“I’m really psyched to be at Treefort representing the film,” said Rao. “I actually texted Scott [Cummings, the director] a picture of the line of all you guys waiting out there, to which he replied, ‘Daaafuuuuqqqq.’”

In an article written for Filmmaker Magazine, Cummings proclaimed, “My film is not about Juggalos. It is a Juggalo." Since Cummings couldn't be there to elaborate on that concept, Rao called one of the film’s stars—Johnny Blaze—and put him on speakerphone.

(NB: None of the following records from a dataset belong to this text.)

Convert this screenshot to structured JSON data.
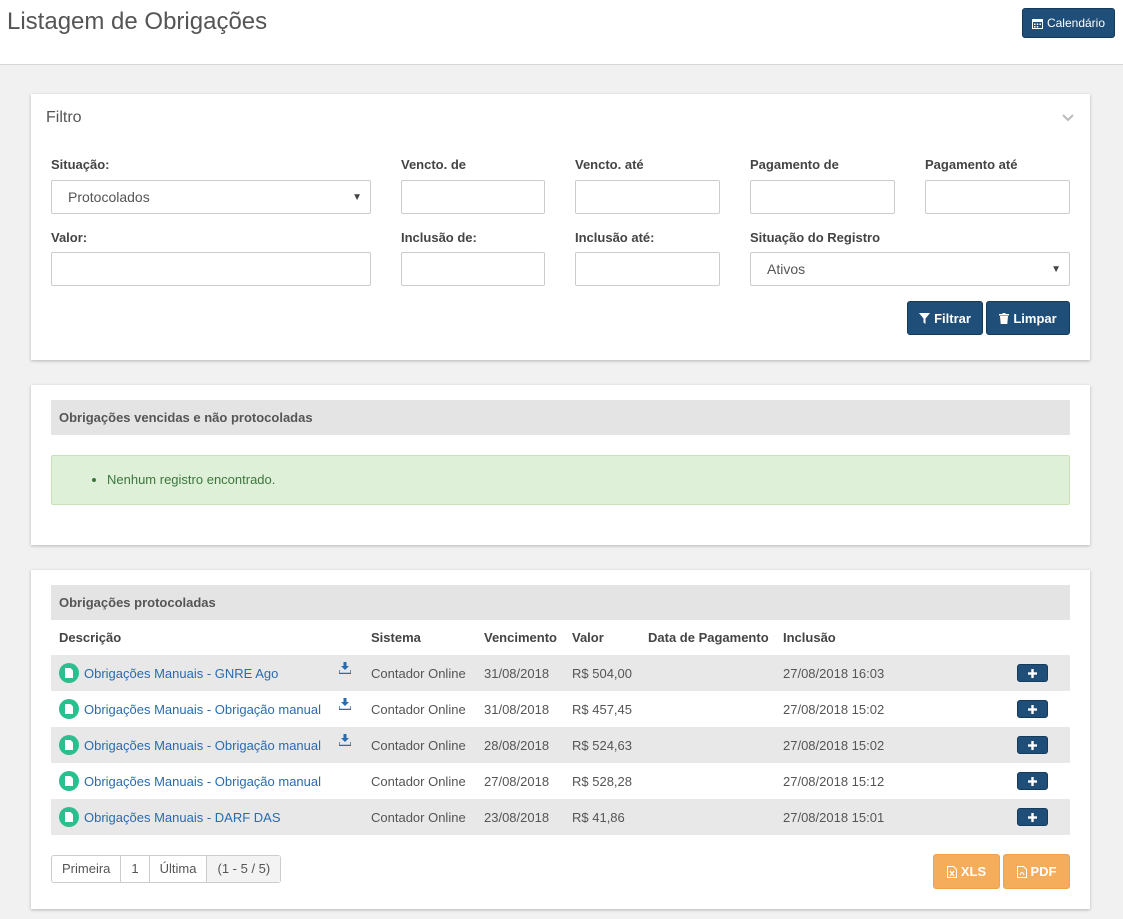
{
  "header": {
    "title": "Listagem de Obrigações",
    "calendar_label": "Calendário"
  },
  "filter": {
    "title": "Filtro",
    "situacao_label": "Situação:",
    "situacao_value": "Protocolados",
    "vencto_de_label": "Vencto. de",
    "vencto_ate_label": "Vencto. até",
    "pagamento_de_label": "Pagamento de",
    "pagamento_ate_label": "Pagamento até",
    "valor_label": "Valor:",
    "inclusao_de_label": "Inclusão de:",
    "inclusao_ate_label": "Inclusão até:",
    "situacao_registro_label": "Situação do Registro",
    "situacao_registro_value": "Ativos",
    "filtrar_label": "Filtrar",
    "limpar_label": "Limpar"
  },
  "vencidas": {
    "title": "Obrigações vencidas e não protocoladas",
    "message": "Nenhum registro encontrado."
  },
  "protocoladas": {
    "title": "Obrigações protocoladas",
    "columns": [
      "Descrição",
      "Sistema",
      "Vencimento",
      "Valor",
      "Data de Pagamento",
      "Inclusão"
    ],
    "rows": [
      {
        "descricao": "Obrigações Manuais - GNRE Ago",
        "download": true,
        "sistema": "Contador Online",
        "vencimento": "31/08/2018",
        "valor": "R$ 504,00",
        "pagamento": "",
        "inclusao": "27/08/2018 16:03"
      },
      {
        "descricao": "Obrigações Manuais - Obrigação manual",
        "download": true,
        "sistema": "Contador Online",
        "vencimento": "31/08/2018",
        "valor": "R$ 457,45",
        "pagamento": "",
        "inclusao": "27/08/2018 15:02"
      },
      {
        "descricao": "Obrigações Manuais - Obrigação manual",
        "download": true,
        "sistema": "Contador Online",
        "vencimento": "28/08/2018",
        "valor": "R$ 524,63",
        "pagamento": "",
        "inclusao": "27/08/2018 15:02"
      },
      {
        "descricao": "Obrigações Manuais - Obrigação manual",
        "download": false,
        "sistema": "Contador Online",
        "vencimento": "27/08/2018",
        "valor": "R$ 528,28",
        "pagamento": "",
        "inclusao": "27/08/2018 15:12"
      },
      {
        "descricao": "Obrigações Manuais - DARF DAS",
        "download": false,
        "sistema": "Contador Online",
        "vencimento": "23/08/2018",
        "valor": "R$ 41,86",
        "pagamento": "",
        "inclusao": "27/08/2018 15:01"
      }
    ],
    "pagination": {
      "first": "Primeira",
      "page": "1",
      "last": "Última",
      "info": "(1 - 5 / 5)"
    },
    "xls_label": "XLS",
    "pdf_label": "PDF"
  },
  "colors": {
    "primary": "#1f4e78",
    "orange": "#f5ad5b",
    "link": "#2a6bb0",
    "success_bg": "#dff0d8",
    "doc_icon": "#2bbf8f"
  },
  "icons": {
    "calendar": "calendar-icon",
    "filter": "filter-icon",
    "trash": "trash-icon",
    "download": "download-icon",
    "document": "document-icon",
    "plus": "plus-icon",
    "xls": "file-excel-icon",
    "pdf": "file-pdf-icon",
    "chevron": "chevron-down-icon"
  }
}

Asked what the collaborative process was like working on the film, Blaze replied, “It was just awesome. I think it took us about a month of pretty much every day shooting where everybody would do their scene and then just go back to the house. … I wasn’t too sure exactly what the whole idea of the movie was at first when Scott approached me. But then everything just kind of fell together. Most of it was improv where we would just be there and then Scott would have one idea and then we would just elaborate that idea between the three of us. Whatever happened ended up being the film.”

Toward the end of the Q&A, Rao commented, “I've never met a community that was so inclusive.” Blaze emphatically agreed, adding that without the Juggalo community,“I don't know if I would be here today.”